Global Beer Company To Buy Fort Collins’ New Belgium Brewing

Fat Tire Amber Ale
David Zalubowski/AP
Fat Tire is one of New Belgium’s flagship brands.

One of the names most synonymous with craft beer in Colorado is joining a conglomerate. Fort Collins-based New Belgium Brewing announced Tuesday that it will be acquired by Lion Little World Beverages, the Australian-arm of the international Kirin Holdings Company.

The acquisition is a 100 percent all-cash agreement that still needs the approval of regulators and the employee-owners of New Belgium. The deal is expected to close by the end of the year.

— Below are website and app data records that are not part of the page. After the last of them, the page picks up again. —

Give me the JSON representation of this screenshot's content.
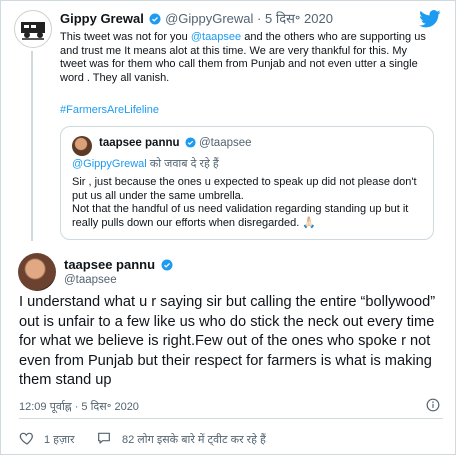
{
  "top_tweet": {
    "name": "Gippy Grewal",
    "handle": "@GippyGrewal",
    "separator": "·",
    "date": "5 दिस॰ 2020",
    "text_before_mention": "This tweet was not for you ",
    "mention": "@taapsee",
    "text_after_mention": " and the others who are supporting us and trust me It means alot at this time. We are very thankful for this. My tweet was for them who call them from Punjab and not even utter a single word . They all vanish.",
    "hashtag": "#FarmersAreLifeline"
  },
  "quoted_tweet": {
    "name": "taapsee pannu",
    "handle": "@taapsee",
    "reply_mention": "@GippyGrewal",
    "reply_suffix": " को जवाब दे रहे हैं",
    "text_p1": "Sir , just because the ones u expected to speak up did not please don't put us all under the same umbrella.",
    "text_p2": "Not that the handful of us need validation regarding standing up but it really pulls down our efforts when disregarded. 🙏🏻"
  },
  "main_tweet": {
    "name": "taapsee pannu",
    "handle": "@taapsee",
    "text": "I understand what u r saying sir but calling the entire “bollywood” out is unfair to a few like us who do stick the neck out every time for what we believe is right.Few out of the ones who spoke r not even from Punjab but their respect for farmers is what is making them stand up",
    "timestamp": "12:09 पूर्वाह्न · 5 दिस॰ 2020",
    "likes": "1 हज़ार",
    "talk": "82 लोग इसके बारे में ट्वीट कर रहे हैं"
  },
  "icons": {
    "brand": "twitter-bird-icon",
    "verified": "verified-badge-icon",
    "info": "info-icon",
    "like": "heart-icon",
    "talk": "speech-bubble-icon"
  },
  "colors": {
    "accent": "#1d9bf0",
    "muted": "#536471",
    "border": "#cfd9de",
    "like": "#f91880"
  }
}
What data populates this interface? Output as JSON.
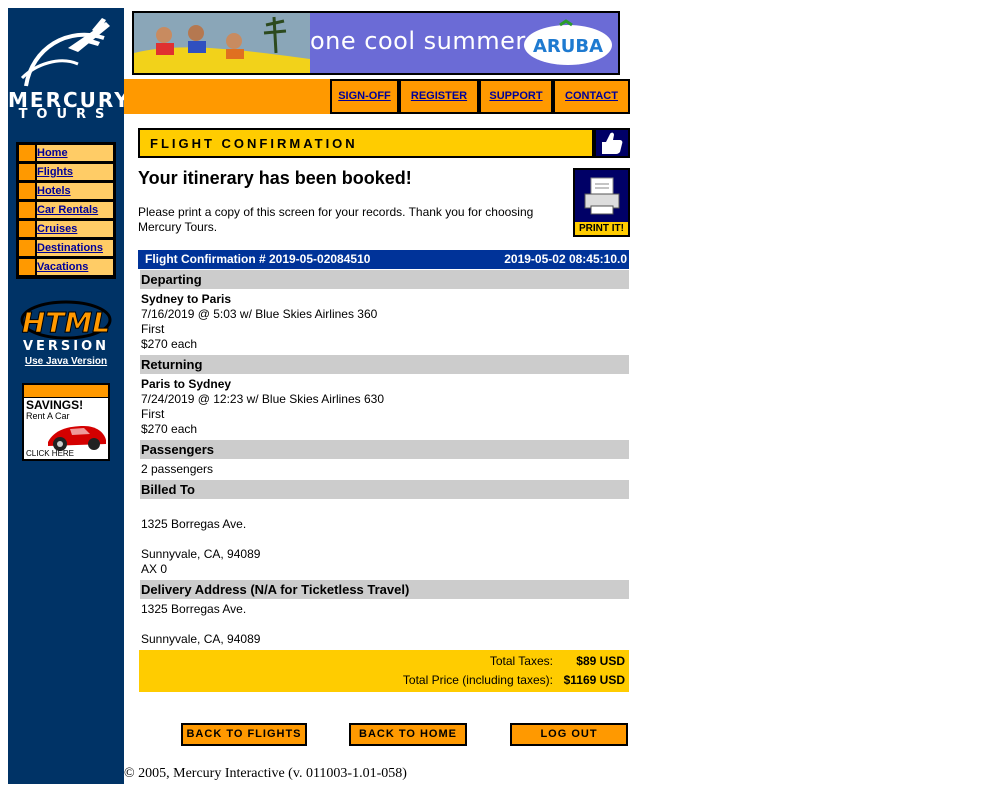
{
  "logo": {
    "brand": "MERCURY",
    "sub": "TOURS"
  },
  "nav": {
    "items": [
      {
        "label": "Home"
      },
      {
        "label": "Flights"
      },
      {
        "label": "Hotels"
      },
      {
        "label": "Car Rentals"
      },
      {
        "label": "Cruises"
      },
      {
        "label": "Destinations"
      },
      {
        "label": "Vacations"
      }
    ]
  },
  "html_version": {
    "badge_top": "HTML",
    "badge_bottom": "VERSION",
    "link": "Use Java Version"
  },
  "ad": {
    "title": "SAVINGS!",
    "sub": "Rent A Car",
    "click": "CLICK HERE"
  },
  "banner": {
    "text": "one cool summer",
    "brand": "ARUBA"
  },
  "menu": {
    "signoff": "SIGN-OFF",
    "register": "REGISTER",
    "support": "SUPPORT",
    "contact": "CONTACT"
  },
  "page": {
    "section_title": "FLIGHT CONFIRMATION",
    "heading": "Your itinerary has been booked!",
    "message": "Please print a copy of this screen for your records. Thank you for choosing Mercury Tours.",
    "print_label": "PRINT IT!"
  },
  "itinerary": {
    "confirmation": "Flight Confirmation # 2019-05-02084510",
    "timestamp": "2019-05-02 08:45:10.0",
    "departing": {
      "header": "Departing",
      "route": "Sydney to Paris",
      "details": "7/16/2019 @ 5:03 w/ Blue Skies Airlines 360",
      "class": "First",
      "price": "$270 each"
    },
    "returning": {
      "header": "Returning",
      "route": "Paris to Sydney",
      "details": "7/24/2019 @ 12:23 w/ Blue Skies Airlines 630",
      "class": "First",
      "price": "$270 each"
    },
    "passengers": {
      "header": "Passengers",
      "value": "2 passengers"
    },
    "billed_to": {
      "header": "Billed To",
      "street": "1325 Borregas Ave.",
      "city": "Sunnyvale, CA, 94089",
      "card": "AX 0"
    },
    "delivery": {
      "header": "Delivery Address (N/A for Ticketless Travel)",
      "street": "1325 Borregas Ave.",
      "city": "Sunnyvale, CA, 94089"
    },
    "totals": {
      "taxes_label": "Total Taxes:",
      "taxes_value": "$89 USD",
      "total_label": "Total Price (including taxes):",
      "total_value": "$1169 USD"
    }
  },
  "buttons": {
    "back_flights": "BACK TO FLIGHTS",
    "back_home": "BACK TO HOME",
    "logout": "LOG OUT"
  },
  "footer": "© 2005, Mercury Interactive (v. 011003-1.01-058)",
  "colors": {
    "sidebar": "#003366",
    "accent_orange": "#ff9900",
    "accent_yellow": "#ffcc00",
    "header_blue": "#003399",
    "link_blue": "#000099"
  }
}
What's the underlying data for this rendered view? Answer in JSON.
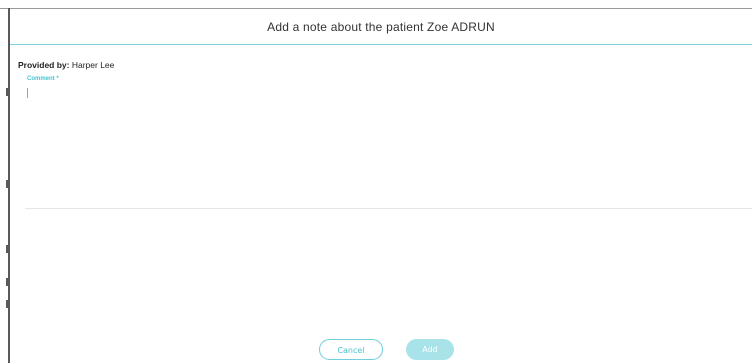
{
  "dialog": {
    "title": "Add a note about the patient Zoe ADRUN",
    "provided_by_label": "Provided by:",
    "provided_by_value": "Harper Lee",
    "comment_label": "Comment *",
    "comment_value": "",
    "cancel_label": "Cancel",
    "add_label": "Add"
  },
  "colors": {
    "accent": "#47c2cf",
    "accent_light": "#a9e3ea",
    "title_underline": "#7fd3dc"
  }
}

New Belgium was founded in 1991 in the basement of Kim Jordan and her ex-husband Jeff Lebesch’s Fort Collins house. When the two started to brew beer, Jordan cut down on her hours as a social worker and Lebesch quit his job as an electrical engineer. Today, the company has locations in its original Fort Collins home; Denver; and Asheville, North Carolina. It's also the fourth-largest craft brewer in the country.

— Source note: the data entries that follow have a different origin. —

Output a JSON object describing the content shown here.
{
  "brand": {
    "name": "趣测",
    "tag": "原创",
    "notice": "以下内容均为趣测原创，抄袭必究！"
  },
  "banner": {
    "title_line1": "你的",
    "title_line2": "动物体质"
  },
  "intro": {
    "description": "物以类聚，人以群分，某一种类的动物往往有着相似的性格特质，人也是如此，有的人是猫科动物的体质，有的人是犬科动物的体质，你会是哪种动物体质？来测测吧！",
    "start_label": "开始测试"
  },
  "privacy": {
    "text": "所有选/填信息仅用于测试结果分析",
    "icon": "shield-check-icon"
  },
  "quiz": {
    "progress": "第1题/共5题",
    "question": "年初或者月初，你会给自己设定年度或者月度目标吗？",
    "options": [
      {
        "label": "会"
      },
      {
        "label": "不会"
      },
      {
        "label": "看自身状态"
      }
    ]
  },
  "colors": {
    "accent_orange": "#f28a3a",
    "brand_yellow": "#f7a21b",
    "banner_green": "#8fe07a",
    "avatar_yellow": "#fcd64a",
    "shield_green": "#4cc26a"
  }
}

“Little World are brewers’ brewers and we have really felt their commitment to this ancient craft,” Jordan said in a statement. “We’re absolutely excited about helping to build a collective of breweries — each with their own vibe — who share the same commitment to delighting beer drinkers with great beer, great businesses, and great collaboration among us.”

Matt Tapper, the managing director of Lion Little World Beverages said the company was “excited to welcome New Belgium Brewing into our global family of craft beverage brands.”

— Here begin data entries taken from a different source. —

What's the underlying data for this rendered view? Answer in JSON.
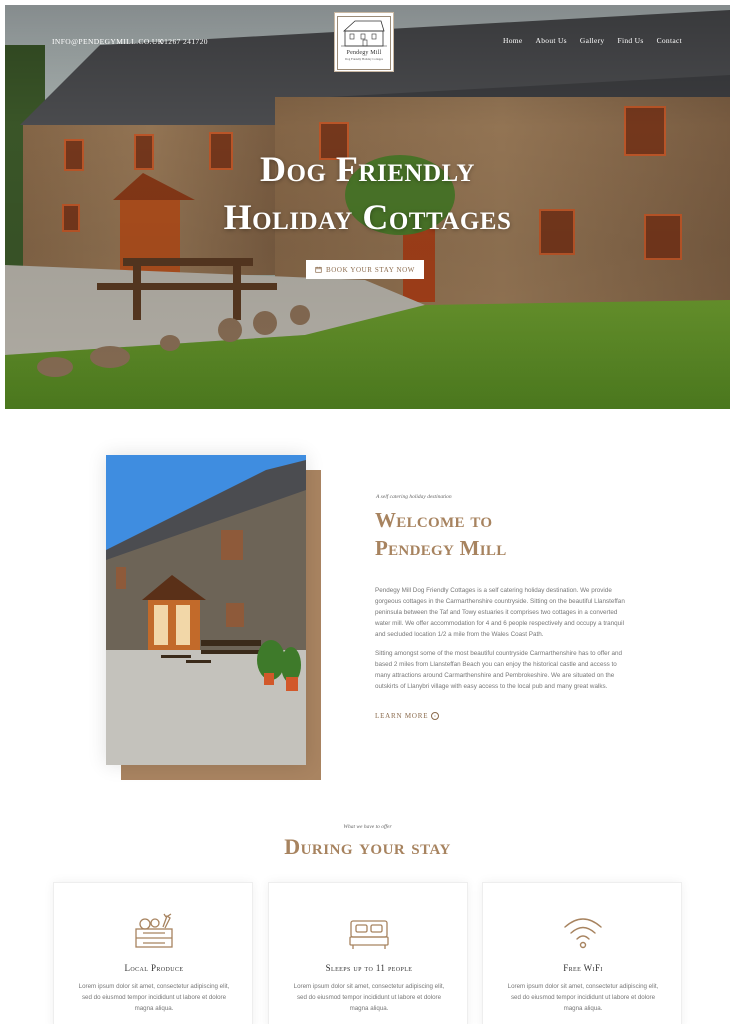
{
  "header": {
    "email": "INFO@PENDEGYMILL.CO.UK",
    "phone": "01267 241720",
    "logo": {
      "name": "Pendegy Mill",
      "tagline": "Dog Friendly Holiday Cottages"
    },
    "nav": [
      "Home",
      "About Us",
      "Gallery",
      "Find Us",
      "Contact"
    ]
  },
  "hero": {
    "title_line1": "Dog Friendly",
    "title_line2": "Holiday Cottages",
    "button_label": "BOOK YOUR STAY NOW"
  },
  "welcome": {
    "kicker": "A self catering holiday destination",
    "title_line1": "Welcome to",
    "title_line2": "Pendegy Mill",
    "paragraph1": "Pendegy Mill Dog Friendly Cottages is a self catering holiday destination.  We provide gorgeous cottages in the Carmarthenshire countryside.   Sitting on the beautiful Llansteffan peninsula between the Taf and Towy estuaries it comprises two cottages in a converted water mill. We offer accommodation for 4 and 6 people respectively and occupy a tranquil and secluded location 1/2 a mile from the Wales Coast Path.",
    "paragraph2": "Sitting amongst some of the most beautiful countryside Carmarthenshire has to offer and based 2 miles from Llansteffan Beach you can enjoy the  historical castle and access to many attractions around Carmarthenshire and Pembrokeshire. We are situated on the outskirts of Llanybri village with easy access to the local pub and many great walks.",
    "learn_more": "LEARN MORE"
  },
  "stay": {
    "kicker": "What we have to offer",
    "title": "During your stay",
    "cards": [
      {
        "icon": "produce-crate-icon",
        "title": "Local Produce",
        "text": "Lorem ipsum dolor sit amet, consectetur adipiscing elit, sed do eiusmod tempor incididunt ut labore et dolore magna aliqua."
      },
      {
        "icon": "bed-icon",
        "title": "Sleeps up to 11 people",
        "text": "Lorem ipsum dolor sit amet, consectetur adipiscing elit, sed do eiusmod tempor incididunt ut labore et dolore magna aliqua."
      },
      {
        "icon": "wifi-icon",
        "title": "Free WiFi",
        "text": "Lorem ipsum dolor sit amet, consectetur adipiscing elit, sed do eiusmod tempor incididunt ut labore et dolore magna aliqua."
      }
    ]
  },
  "colors": {
    "accent": "#a7835f",
    "accent_dark": "#8a6a4c",
    "photo_block": "#a98461"
  }
}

New Belgium became a fully employee-owned B corporation in 2013. The B corporation designation, the brewer said, means the company meets “the highest verified standards of social and environmental performance, transparency, and accountability.” Up until that point, Kim Jordan still held a chunk of the company. Three years later there was a small uproar amid strong speculation that the brewer was up for sale — a report that was dismissed at the time.

Jordan said Little World wanted New Belgium to keep their B Corp status.

The sale announcement to Kirin is the second big splash in as many weeks in a beer-proud state. Another name that carries strong Colorado ties, Coors-Molson, announced the relocation of their corporate headquarters from Denver to Chicago in late October. The brewery in Golden on the banks of Clear Creek will remain.

Craft beer itself is looking upon slower growth nowadays, as changes in the market and new tastes (whether that’s traditional hard liquor or hard seltzer) have weighed on sales.